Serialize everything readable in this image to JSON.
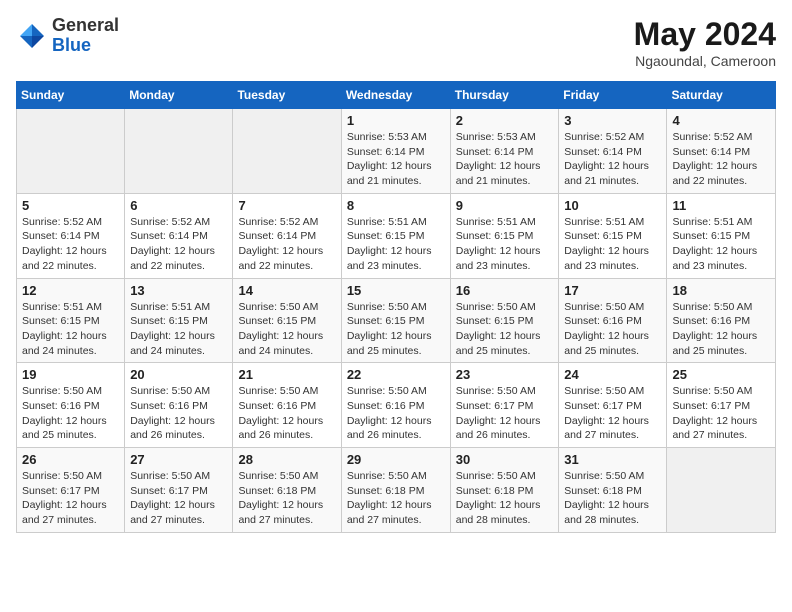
{
  "header": {
    "logo_general": "General",
    "logo_blue": "Blue",
    "month_year": "May 2024",
    "location": "Ngaoundal, Cameroon"
  },
  "weekdays": [
    "Sunday",
    "Monday",
    "Tuesday",
    "Wednesday",
    "Thursday",
    "Friday",
    "Saturday"
  ],
  "weeks": [
    [
      {
        "day": "",
        "info": ""
      },
      {
        "day": "",
        "info": ""
      },
      {
        "day": "",
        "info": ""
      },
      {
        "day": "1",
        "info": "Sunrise: 5:53 AM\nSunset: 6:14 PM\nDaylight: 12 hours\nand 21 minutes."
      },
      {
        "day": "2",
        "info": "Sunrise: 5:53 AM\nSunset: 6:14 PM\nDaylight: 12 hours\nand 21 minutes."
      },
      {
        "day": "3",
        "info": "Sunrise: 5:52 AM\nSunset: 6:14 PM\nDaylight: 12 hours\nand 21 minutes."
      },
      {
        "day": "4",
        "info": "Sunrise: 5:52 AM\nSunset: 6:14 PM\nDaylight: 12 hours\nand 22 minutes."
      }
    ],
    [
      {
        "day": "5",
        "info": "Sunrise: 5:52 AM\nSunset: 6:14 PM\nDaylight: 12 hours\nand 22 minutes."
      },
      {
        "day": "6",
        "info": "Sunrise: 5:52 AM\nSunset: 6:14 PM\nDaylight: 12 hours\nand 22 minutes."
      },
      {
        "day": "7",
        "info": "Sunrise: 5:52 AM\nSunset: 6:14 PM\nDaylight: 12 hours\nand 22 minutes."
      },
      {
        "day": "8",
        "info": "Sunrise: 5:51 AM\nSunset: 6:15 PM\nDaylight: 12 hours\nand 23 minutes."
      },
      {
        "day": "9",
        "info": "Sunrise: 5:51 AM\nSunset: 6:15 PM\nDaylight: 12 hours\nand 23 minutes."
      },
      {
        "day": "10",
        "info": "Sunrise: 5:51 AM\nSunset: 6:15 PM\nDaylight: 12 hours\nand 23 minutes."
      },
      {
        "day": "11",
        "info": "Sunrise: 5:51 AM\nSunset: 6:15 PM\nDaylight: 12 hours\nand 23 minutes."
      }
    ],
    [
      {
        "day": "12",
        "info": "Sunrise: 5:51 AM\nSunset: 6:15 PM\nDaylight: 12 hours\nand 24 minutes."
      },
      {
        "day": "13",
        "info": "Sunrise: 5:51 AM\nSunset: 6:15 PM\nDaylight: 12 hours\nand 24 minutes."
      },
      {
        "day": "14",
        "info": "Sunrise: 5:50 AM\nSunset: 6:15 PM\nDaylight: 12 hours\nand 24 minutes."
      },
      {
        "day": "15",
        "info": "Sunrise: 5:50 AM\nSunset: 6:15 PM\nDaylight: 12 hours\nand 25 minutes."
      },
      {
        "day": "16",
        "info": "Sunrise: 5:50 AM\nSunset: 6:15 PM\nDaylight: 12 hours\nand 25 minutes."
      },
      {
        "day": "17",
        "info": "Sunrise: 5:50 AM\nSunset: 6:16 PM\nDaylight: 12 hours\nand 25 minutes."
      },
      {
        "day": "18",
        "info": "Sunrise: 5:50 AM\nSunset: 6:16 PM\nDaylight: 12 hours\nand 25 minutes."
      }
    ],
    [
      {
        "day": "19",
        "info": "Sunrise: 5:50 AM\nSunset: 6:16 PM\nDaylight: 12 hours\nand 25 minutes."
      },
      {
        "day": "20",
        "info": "Sunrise: 5:50 AM\nSunset: 6:16 PM\nDaylight: 12 hours\nand 26 minutes."
      },
      {
        "day": "21",
        "info": "Sunrise: 5:50 AM\nSunset: 6:16 PM\nDaylight: 12 hours\nand 26 minutes."
      },
      {
        "day": "22",
        "info": "Sunrise: 5:50 AM\nSunset: 6:16 PM\nDaylight: 12 hours\nand 26 minutes."
      },
      {
        "day": "23",
        "info": "Sunrise: 5:50 AM\nSunset: 6:17 PM\nDaylight: 12 hours\nand 26 minutes."
      },
      {
        "day": "24",
        "info": "Sunrise: 5:50 AM\nSunset: 6:17 PM\nDaylight: 12 hours\nand 27 minutes."
      },
      {
        "day": "25",
        "info": "Sunrise: 5:50 AM\nSunset: 6:17 PM\nDaylight: 12 hours\nand 27 minutes."
      }
    ],
    [
      {
        "day": "26",
        "info": "Sunrise: 5:50 AM\nSunset: 6:17 PM\nDaylight: 12 hours\nand 27 minutes."
      },
      {
        "day": "27",
        "info": "Sunrise: 5:50 AM\nSunset: 6:17 PM\nDaylight: 12 hours\nand 27 minutes."
      },
      {
        "day": "28",
        "info": "Sunrise: 5:50 AM\nSunset: 6:18 PM\nDaylight: 12 hours\nand 27 minutes."
      },
      {
        "day": "29",
        "info": "Sunrise: 5:50 AM\nSunset: 6:18 PM\nDaylight: 12 hours\nand 27 minutes."
      },
      {
        "day": "30",
        "info": "Sunrise: 5:50 AM\nSunset: 6:18 PM\nDaylight: 12 hours\nand 28 minutes."
      },
      {
        "day": "31",
        "info": "Sunrise: 5:50 AM\nSunset: 6:18 PM\nDaylight: 12 hours\nand 28 minutes."
      },
      {
        "day": "",
        "info": ""
      }
    ]
  ]
}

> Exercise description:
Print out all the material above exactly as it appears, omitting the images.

> Task output:
Serialize everything readable in this image to JSON.
{
  "header": {
    "logo_general": "General",
    "logo_blue": "Blue",
    "month_year": "May 2024",
    "location": "Ngaoundal, Cameroon"
  },
  "weekdays": [
    "Sunday",
    "Monday",
    "Tuesday",
    "Wednesday",
    "Thursday",
    "Friday",
    "Saturday"
  ],
  "weeks": [
    [
      {
        "day": "",
        "info": ""
      },
      {
        "day": "",
        "info": ""
      },
      {
        "day": "",
        "info": ""
      },
      {
        "day": "1",
        "info": "Sunrise: 5:53 AM\nSunset: 6:14 PM\nDaylight: 12 hours\nand 21 minutes."
      },
      {
        "day": "2",
        "info": "Sunrise: 5:53 AM\nSunset: 6:14 PM\nDaylight: 12 hours\nand 21 minutes."
      },
      {
        "day": "3",
        "info": "Sunrise: 5:52 AM\nSunset: 6:14 PM\nDaylight: 12 hours\nand 21 minutes."
      },
      {
        "day": "4",
        "info": "Sunrise: 5:52 AM\nSunset: 6:14 PM\nDaylight: 12 hours\nand 22 minutes."
      }
    ],
    [
      {
        "day": "5",
        "info": "Sunrise: 5:52 AM\nSunset: 6:14 PM\nDaylight: 12 hours\nand 22 minutes."
      },
      {
        "day": "6",
        "info": "Sunrise: 5:52 AM\nSunset: 6:14 PM\nDaylight: 12 hours\nand 22 minutes."
      },
      {
        "day": "7",
        "info": "Sunrise: 5:52 AM\nSunset: 6:14 PM\nDaylight: 12 hours\nand 22 minutes."
      },
      {
        "day": "8",
        "info": "Sunrise: 5:51 AM\nSunset: 6:15 PM\nDaylight: 12 hours\nand 23 minutes."
      },
      {
        "day": "9",
        "info": "Sunrise: 5:51 AM\nSunset: 6:15 PM\nDaylight: 12 hours\nand 23 minutes."
      },
      {
        "day": "10",
        "info": "Sunrise: 5:51 AM\nSunset: 6:15 PM\nDaylight: 12 hours\nand 23 minutes."
      },
      {
        "day": "11",
        "info": "Sunrise: 5:51 AM\nSunset: 6:15 PM\nDaylight: 12 hours\nand 23 minutes."
      }
    ],
    [
      {
        "day": "12",
        "info": "Sunrise: 5:51 AM\nSunset: 6:15 PM\nDaylight: 12 hours\nand 24 minutes."
      },
      {
        "day": "13",
        "info": "Sunrise: 5:51 AM\nSunset: 6:15 PM\nDaylight: 12 hours\nand 24 minutes."
      },
      {
        "day": "14",
        "info": "Sunrise: 5:50 AM\nSunset: 6:15 PM\nDaylight: 12 hours\nand 24 minutes."
      },
      {
        "day": "15",
        "info": "Sunrise: 5:50 AM\nSunset: 6:15 PM\nDaylight: 12 hours\nand 25 minutes."
      },
      {
        "day": "16",
        "info": "Sunrise: 5:50 AM\nSunset: 6:15 PM\nDaylight: 12 hours\nand 25 minutes."
      },
      {
        "day": "17",
        "info": "Sunrise: 5:50 AM\nSunset: 6:16 PM\nDaylight: 12 hours\nand 25 minutes."
      },
      {
        "day": "18",
        "info": "Sunrise: 5:50 AM\nSunset: 6:16 PM\nDaylight: 12 hours\nand 25 minutes."
      }
    ],
    [
      {
        "day": "19",
        "info": "Sunrise: 5:50 AM\nSunset: 6:16 PM\nDaylight: 12 hours\nand 25 minutes."
      },
      {
        "day": "20",
        "info": "Sunrise: 5:50 AM\nSunset: 6:16 PM\nDaylight: 12 hours\nand 26 minutes."
      },
      {
        "day": "21",
        "info": "Sunrise: 5:50 AM\nSunset: 6:16 PM\nDaylight: 12 hours\nand 26 minutes."
      },
      {
        "day": "22",
        "info": "Sunrise: 5:50 AM\nSunset: 6:16 PM\nDaylight: 12 hours\nand 26 minutes."
      },
      {
        "day": "23",
        "info": "Sunrise: 5:50 AM\nSunset: 6:17 PM\nDaylight: 12 hours\nand 26 minutes."
      },
      {
        "day": "24",
        "info": "Sunrise: 5:50 AM\nSunset: 6:17 PM\nDaylight: 12 hours\nand 27 minutes."
      },
      {
        "day": "25",
        "info": "Sunrise: 5:50 AM\nSunset: 6:17 PM\nDaylight: 12 hours\nand 27 minutes."
      }
    ],
    [
      {
        "day": "26",
        "info": "Sunrise: 5:50 AM\nSunset: 6:17 PM\nDaylight: 12 hours\nand 27 minutes."
      },
      {
        "day": "27",
        "info": "Sunrise: 5:50 AM\nSunset: 6:17 PM\nDaylight: 12 hours\nand 27 minutes."
      },
      {
        "day": "28",
        "info": "Sunrise: 5:50 AM\nSunset: 6:18 PM\nDaylight: 12 hours\nand 27 minutes."
      },
      {
        "day": "29",
        "info": "Sunrise: 5:50 AM\nSunset: 6:18 PM\nDaylight: 12 hours\nand 27 minutes."
      },
      {
        "day": "30",
        "info": "Sunrise: 5:50 AM\nSunset: 6:18 PM\nDaylight: 12 hours\nand 28 minutes."
      },
      {
        "day": "31",
        "info": "Sunrise: 5:50 AM\nSunset: 6:18 PM\nDaylight: 12 hours\nand 28 minutes."
      },
      {
        "day": "",
        "info": ""
      }
    ]
  ]
}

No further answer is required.